■ **REQUIRED ACTION**
Restate all of the entries exactly, each line as it stands.

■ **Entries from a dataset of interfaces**
'''

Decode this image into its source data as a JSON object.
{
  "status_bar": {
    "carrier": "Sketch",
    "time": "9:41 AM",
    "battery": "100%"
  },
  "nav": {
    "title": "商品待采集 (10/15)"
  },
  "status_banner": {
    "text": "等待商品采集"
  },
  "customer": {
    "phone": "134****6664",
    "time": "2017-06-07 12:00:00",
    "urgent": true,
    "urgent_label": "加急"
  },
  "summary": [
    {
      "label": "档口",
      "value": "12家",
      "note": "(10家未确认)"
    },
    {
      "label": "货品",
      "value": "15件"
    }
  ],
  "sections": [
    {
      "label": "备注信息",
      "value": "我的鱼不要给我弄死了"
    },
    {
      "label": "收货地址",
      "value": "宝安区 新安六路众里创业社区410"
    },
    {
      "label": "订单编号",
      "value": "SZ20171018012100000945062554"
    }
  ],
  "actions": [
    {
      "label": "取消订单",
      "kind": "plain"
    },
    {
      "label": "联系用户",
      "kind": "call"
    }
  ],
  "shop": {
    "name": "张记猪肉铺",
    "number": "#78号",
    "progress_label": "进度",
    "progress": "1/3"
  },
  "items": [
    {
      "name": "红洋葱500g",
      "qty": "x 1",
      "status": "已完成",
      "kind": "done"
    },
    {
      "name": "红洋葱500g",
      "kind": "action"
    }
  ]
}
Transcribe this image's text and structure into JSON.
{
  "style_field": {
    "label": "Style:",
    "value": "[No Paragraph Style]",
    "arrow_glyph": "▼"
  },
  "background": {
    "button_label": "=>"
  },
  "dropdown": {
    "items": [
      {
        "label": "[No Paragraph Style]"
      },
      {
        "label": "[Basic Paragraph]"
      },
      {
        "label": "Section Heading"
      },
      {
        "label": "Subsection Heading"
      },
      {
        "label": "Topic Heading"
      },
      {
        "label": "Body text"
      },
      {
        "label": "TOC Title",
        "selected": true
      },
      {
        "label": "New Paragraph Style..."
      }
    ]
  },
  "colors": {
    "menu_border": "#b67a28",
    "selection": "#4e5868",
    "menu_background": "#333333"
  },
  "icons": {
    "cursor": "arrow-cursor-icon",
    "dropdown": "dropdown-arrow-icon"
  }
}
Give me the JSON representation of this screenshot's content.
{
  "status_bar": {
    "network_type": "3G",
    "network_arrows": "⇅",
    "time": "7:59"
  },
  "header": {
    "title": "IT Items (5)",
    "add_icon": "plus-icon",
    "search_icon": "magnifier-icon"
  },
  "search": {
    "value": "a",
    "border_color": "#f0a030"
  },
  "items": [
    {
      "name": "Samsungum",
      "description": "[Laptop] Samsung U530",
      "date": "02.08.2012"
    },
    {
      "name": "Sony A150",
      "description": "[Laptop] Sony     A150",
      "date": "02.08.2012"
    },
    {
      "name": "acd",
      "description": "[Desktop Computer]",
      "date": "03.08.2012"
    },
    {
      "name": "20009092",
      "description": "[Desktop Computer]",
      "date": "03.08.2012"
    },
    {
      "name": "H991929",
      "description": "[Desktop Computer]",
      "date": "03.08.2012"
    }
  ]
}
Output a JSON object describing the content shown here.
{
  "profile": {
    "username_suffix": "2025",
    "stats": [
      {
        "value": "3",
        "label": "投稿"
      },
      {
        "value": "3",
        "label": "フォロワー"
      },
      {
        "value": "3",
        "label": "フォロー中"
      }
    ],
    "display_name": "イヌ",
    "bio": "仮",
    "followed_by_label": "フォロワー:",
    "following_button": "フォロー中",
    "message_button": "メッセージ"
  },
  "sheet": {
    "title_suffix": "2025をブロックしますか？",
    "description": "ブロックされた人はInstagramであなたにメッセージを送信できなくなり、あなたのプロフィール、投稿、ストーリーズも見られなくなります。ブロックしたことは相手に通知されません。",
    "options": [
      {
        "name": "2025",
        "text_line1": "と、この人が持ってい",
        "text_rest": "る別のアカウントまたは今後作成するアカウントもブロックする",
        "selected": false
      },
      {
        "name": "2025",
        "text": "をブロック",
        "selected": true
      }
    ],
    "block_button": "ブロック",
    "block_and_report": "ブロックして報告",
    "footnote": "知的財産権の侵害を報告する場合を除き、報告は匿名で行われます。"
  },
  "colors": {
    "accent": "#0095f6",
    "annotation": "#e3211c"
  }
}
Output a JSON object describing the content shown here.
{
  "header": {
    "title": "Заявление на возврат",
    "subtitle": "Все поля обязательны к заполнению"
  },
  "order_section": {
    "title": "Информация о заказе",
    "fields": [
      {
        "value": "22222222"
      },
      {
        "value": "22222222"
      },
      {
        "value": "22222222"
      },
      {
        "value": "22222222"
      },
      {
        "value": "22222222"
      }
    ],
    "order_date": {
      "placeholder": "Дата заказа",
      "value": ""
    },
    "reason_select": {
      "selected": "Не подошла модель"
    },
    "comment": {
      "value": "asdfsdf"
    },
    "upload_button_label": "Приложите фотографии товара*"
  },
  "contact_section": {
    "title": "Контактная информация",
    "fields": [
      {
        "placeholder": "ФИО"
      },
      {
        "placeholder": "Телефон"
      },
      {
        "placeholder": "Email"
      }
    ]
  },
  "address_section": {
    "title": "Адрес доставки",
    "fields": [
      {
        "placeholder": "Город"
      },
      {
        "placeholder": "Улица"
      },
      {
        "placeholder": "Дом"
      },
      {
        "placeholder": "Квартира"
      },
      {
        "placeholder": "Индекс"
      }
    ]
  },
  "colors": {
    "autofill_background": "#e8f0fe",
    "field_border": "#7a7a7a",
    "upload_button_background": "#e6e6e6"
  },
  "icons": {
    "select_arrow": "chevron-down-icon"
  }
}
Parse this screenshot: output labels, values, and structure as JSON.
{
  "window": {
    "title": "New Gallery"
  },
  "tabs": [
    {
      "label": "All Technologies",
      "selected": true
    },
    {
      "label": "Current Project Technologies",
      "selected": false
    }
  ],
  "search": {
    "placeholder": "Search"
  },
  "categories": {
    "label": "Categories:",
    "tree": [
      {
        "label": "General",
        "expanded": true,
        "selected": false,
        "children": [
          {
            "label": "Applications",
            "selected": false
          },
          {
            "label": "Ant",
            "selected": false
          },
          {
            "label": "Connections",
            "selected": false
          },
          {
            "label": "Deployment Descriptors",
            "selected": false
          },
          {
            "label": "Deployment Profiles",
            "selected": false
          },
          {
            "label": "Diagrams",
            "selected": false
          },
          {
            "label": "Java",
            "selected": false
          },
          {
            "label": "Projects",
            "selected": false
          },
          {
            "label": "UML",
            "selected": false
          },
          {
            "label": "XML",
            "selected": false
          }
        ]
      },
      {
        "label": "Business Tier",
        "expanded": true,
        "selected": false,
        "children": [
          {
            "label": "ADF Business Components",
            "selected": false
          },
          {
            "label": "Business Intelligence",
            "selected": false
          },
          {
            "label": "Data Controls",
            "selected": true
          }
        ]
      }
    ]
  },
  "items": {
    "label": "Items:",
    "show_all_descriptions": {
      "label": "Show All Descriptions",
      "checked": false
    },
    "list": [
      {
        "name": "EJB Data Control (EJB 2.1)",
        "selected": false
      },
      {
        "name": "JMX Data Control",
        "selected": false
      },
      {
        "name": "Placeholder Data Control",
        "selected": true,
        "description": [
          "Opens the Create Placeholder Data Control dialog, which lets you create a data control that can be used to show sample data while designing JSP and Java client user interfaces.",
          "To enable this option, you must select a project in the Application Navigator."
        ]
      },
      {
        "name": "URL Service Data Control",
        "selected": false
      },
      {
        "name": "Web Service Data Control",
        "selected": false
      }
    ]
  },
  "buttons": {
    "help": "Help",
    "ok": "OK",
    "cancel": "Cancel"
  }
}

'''

■ **RESPONSE AREA**
Decode this image into its source data as a JSON object.
{
  "status_bar": {
    "carrier": "Sketch",
    "time": "9:41 AM",
    "battery": "100%"
  },
  "nav": {
    "title": "商品待采集 (10/15)"
  },
  "status_banner": {
    "text": "等待商品采集"
  },
  "customer": {
    "phone": "134****6664",
    "time": "2017-06-07 12:00:00",
    "urgent": true,
    "urgent_label": "加急"
  },
  "summary": [
    {
      "label": "档口",
      "value": "12家",
      "note": "(10家未确认)"
    },
    {
      "label": "货品",
      "value": "15件"
    }
  ],
  "sections": [
    {
      "label": "备注信息",
      "value": "我的鱼不要给我弄死了"
    },
    {
      "label": "收货地址",
      "value": "宝安区 新安六路众里创业社区410"
    },
    {
      "label": "订单编号",
      "value": "SZ20171018012100000945062554"
    }
  ],
  "actions": [
    {
      "label": "取消订单",
      "kind": "plain"
    },
    {
      "label": "联系用户",
      "kind": "call"
    }
  ],
  "shop": {
    "name": "张记猪肉铺",
    "number": "#78号",
    "progress_label": "进度",
    "progress": "1/3"
  },
  "items": [
    {
      "name": "红洋葱500g",
      "qty": "x 1",
      "status": "已完成",
      "kind": "done"
    },
    {
      "name": "红洋葱500g",
      "kind": "action"
    }
  ]
}
Transcribe this image's text and structure into JSON.
{
  "style_field": {
    "label": "Style:",
    "value": "[No Paragraph Style]",
    "arrow_glyph": "▼"
  },
  "background": {
    "button_label": "=>"
  },
  "dropdown": {
    "items": [
      {
        "label": "[No Paragraph Style]"
      },
      {
        "label": "[Basic Paragraph]"
      },
      {
        "label": "Section Heading"
      },
      {
        "label": "Subsection Heading"
      },
      {
        "label": "Topic Heading"
      },
      {
        "label": "Body text"
      },
      {
        "label": "TOC Title",
        "selected": true
      },
      {
        "label": "New Paragraph Style..."
      }
    ]
  },
  "colors": {
    "menu_border": "#b67a28",
    "selection": "#4e5868",
    "menu_background": "#333333"
  },
  "icons": {
    "cursor": "arrow-cursor-icon",
    "dropdown": "dropdown-arrow-icon"
  }
}
Give me the JSON representation of this screenshot's content.
{
  "status_bar": {
    "network_type": "3G",
    "network_arrows": "⇅",
    "time": "7:59"
  },
  "header": {
    "title": "IT Items (5)",
    "add_icon": "plus-icon",
    "search_icon": "magnifier-icon"
  },
  "search": {
    "value": "a",
    "border_color": "#f0a030"
  },
  "items": [
    {
      "name": "Samsungum",
      "description": "[Laptop] Samsung U530",
      "date": "02.08.2012"
    },
    {
      "name": "Sony A150",
      "description": "[Laptop] Sony     A150",
      "date": "02.08.2012"
    },
    {
      "name": "acd",
      "description": "[Desktop Computer]",
      "date": "03.08.2012"
    },
    {
      "name": "20009092",
      "description": "[Desktop Computer]",
      "date": "03.08.2012"
    },
    {
      "name": "H991929",
      "description": "[Desktop Computer]",
      "date": "03.08.2012"
    }
  ]
}
Output a JSON object describing the content shown here.
{
  "profile": {
    "username_suffix": "2025",
    "stats": [
      {
        "value": "3",
        "label": "投稿"
      },
      {
        "value": "3",
        "label": "フォロワー"
      },
      {
        "value": "3",
        "label": "フォロー中"
      }
    ],
    "display_name": "イヌ",
    "bio": "仮",
    "followed_by_label": "フォロワー:",
    "following_button": "フォロー中",
    "message_button": "メッセージ"
  },
  "sheet": {
    "title_suffix": "2025をブロックしますか？",
    "description": "ブロックされた人はInstagramであなたにメッセージを送信できなくなり、あなたのプロフィール、投稿、ストーリーズも見られなくなります。ブロックしたことは相手に通知されません。",
    "options": [
      {
        "name": "2025",
        "text_line1": "と、この人が持ってい",
        "text_rest": "る別のアカウントまたは今後作成するアカウントもブロックする",
        "selected": false
      },
      {
        "name": "2025",
        "text": "をブロック",
        "selected": true
      }
    ],
    "block_button": "ブロック",
    "block_and_report": "ブロックして報告",
    "footnote": "知的財産権の侵害を報告する場合を除き、報告は匿名で行われます。"
  },
  "colors": {
    "accent": "#0095f6",
    "annotation": "#e3211c"
  }
}
Output a JSON object describing the content shown here.
{
  "header": {
    "title": "Заявление на возврат",
    "subtitle": "Все поля обязательны к заполнению"
  },
  "order_section": {
    "title": "Информация о заказе",
    "fields": [
      {
        "value": "22222222"
      },
      {
        "value": "22222222"
      },
      {
        "value": "22222222"
      },
      {
        "value": "22222222"
      },
      {
        "value": "22222222"
      }
    ],
    "order_date": {
      "placeholder": "Дата заказа",
      "value": ""
    },
    "reason_select": {
      "selected": "Не подошла модель"
    },
    "comment": {
      "value": "asdfsdf"
    },
    "upload_button_label": "Приложите фотографии товара*"
  },
  "contact_section": {
    "title": "Контактная информация",
    "fields": [
      {
        "placeholder": "ФИО"
      },
      {
        "placeholder": "Телефон"
      },
      {
        "placeholder": "Email"
      }
    ]
  },
  "address_section": {
    "title": "Адрес доставки",
    "fields": [
      {
        "placeholder": "Город"
      },
      {
        "placeholder": "Улица"
      },
      {
        "placeholder": "Дом"
      },
      {
        "placeholder": "Квартира"
      },
      {
        "placeholder": "Индекс"
      }
    ]
  },
  "colors": {
    "autofill_background": "#e8f0fe",
    "field_border": "#7a7a7a",
    "upload_button_background": "#e6e6e6"
  },
  "icons": {
    "select_arrow": "chevron-down-icon"
  }
}
Parse this screenshot: output labels, values, and structure as JSON.
{
  "window": {
    "title": "New Gallery"
  },
  "tabs": [
    {
      "label": "All Technologies",
      "selected": true
    },
    {
      "label": "Current Project Technologies",
      "selected": false
    }
  ],
  "search": {
    "placeholder": "Search"
  },
  "categories": {
    "label": "Categories:",
    "tree": [
      {
        "label": "General",
        "expanded": true,
        "selected": false,
        "children": [
          {
            "label": "Applications",
            "selected": false
          },
          {
            "label": "Ant",
            "selected": false
          },
          {
            "label": "Connections",
            "selected": false
          },
          {
            "label": "Deployment Descriptors",
            "selected": false
          },
          {
            "label": "Deployment Profiles",
            "selected": false
          },
          {
            "label": "Diagrams",
            "selected": false
          },
          {
            "label": "Java",
            "selected": false
          },
          {
            "label": "Projects",
            "selected": false
          },
          {
            "label": "UML",
            "selected": false
          },
          {
            "label": "XML",
            "selected": false
          }
        ]
      },
      {
        "label": "Business Tier",
        "expanded": true,
        "selected": false,
        "children": [
          {
            "label": "ADF Business Components",
            "selected": false
          },
          {
            "label": "Business Intelligence",
            "selected": false
          },
          {
            "label": "Data Controls",
            "selected": true
          }
        ]
      }
    ]
  },
  "items": {
    "label": "Items:",
    "show_all_descriptions": {
      "label": "Show All Descriptions",
      "checked": false
    },
    "list": [
      {
        "name": "EJB Data Control (EJB 2.1)",
        "selected": false
      },
      {
        "name": "JMX Data Control",
        "selected": false
      },
      {
        "name": "Placeholder Data Control",
        "selected": true,
        "description": [
          "Opens the Create Placeholder Data Control dialog, which lets you create a data control that can be used to show sample data while designing JSP and Java client user interfaces.",
          "To enable this option, you must select a project in the Application Navigator."
        ]
      },
      {
        "name": "URL Service Data Control",
        "selected": false
      },
      {
        "name": "Web Service Data Control",
        "selected": false
      }
    ]
  },
  "buttons": {
    "help": "Help",
    "ok": "OK",
    "cancel": "Cancel"
  }
}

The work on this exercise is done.